The Google TV session is just a talk, not a lab. Based on a show of hands, it seems that the ratio of Android to web developers in the room is about three to one. It’s clear that this talk is much more focused on Android development for Google TV, which has not been possible for regular developers yet. And they aren’t going to announce any way to do it today. Guess that’s for one of the keynotes at Google IO this week. The Wednesday session on developing Android apps for Google TV is sure to tell how to deploy these apps.
Google TV isn’t intended to replace your cable connection; it’s to bring new content to your TV. (Of course, lots of people I know want to replace the cable connection for existing content, and I think that’s inevitable. But I guess Google doesn’t want to pick a fight with the entrenched providers. Yet.)
We’re not going to hear about the next version of Google TV, but there are allusions to it, and how it has taken the feedback from the first year to heart. The current Google TV is like the G1 Android phone – a first generation to prove what does and does not work.
So what’s different in developing for Google TV instead of mobile platforms? There’s no touch screen, but there is a mouse (or mouse-like device). There are only two important resolutions (1920 by 1080 and 1280 by 720), and only a landscape orientation. And large icons, controls, and especially, large font sizes work best. Don’t overload the users with too much information. Even though we will focus on developing Android apps for Google TV, the speakers emphasize that Web apps are very often an excellent choice there.

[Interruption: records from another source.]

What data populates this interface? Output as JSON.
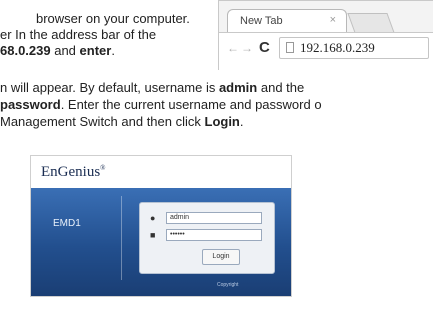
{
  "instructions": {
    "line1": "browser on your computer.",
    "line2": "er In the address bar of the",
    "line3_bold": "68.0.239",
    "line3_mid": " and ",
    "line3_bold2": "enter",
    "line3_end": ".",
    "line4_pre": "n will appear. By default, username is ",
    "line4_bold": "admin",
    "line4_post": " and the",
    "line5_bold": "password",
    "line5_post": ". Enter the current username and password o",
    "line6_pre": " Management Switch and then click ",
    "line6_bold": "Login",
    "line6_end": "."
  },
  "browser": {
    "tab_title": "New Tab",
    "tab_close": "×",
    "address": "192.168.0.239"
  },
  "login_screen": {
    "logo": "EnGenius",
    "logo_mark": "®",
    "device_name": "EMD1",
    "username_value": "admin",
    "password_value": "••••••",
    "login_button": "Login",
    "footer_text": "Copyright"
  },
  "colors": {
    "panel_blue": "#224f8e",
    "logo_navy": "#1a2d52"
  }
}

You develop Android apps for Google TV with the same tools as developing for mobile. You can configure the project parameters and emulators to have the same characteristics as a TV, using version 7 of the Android APIs and HDPI or XHDPI for screen resolution. The “abstracted density” they recommend is 231 dpi. The real density is much lower, but you view the screen from much further away so the density appears higher. And thanks to TV overscan (a holdover from CRTs) you probably won’t see the whole screen, losing perhaps 10% of the screen at the edges.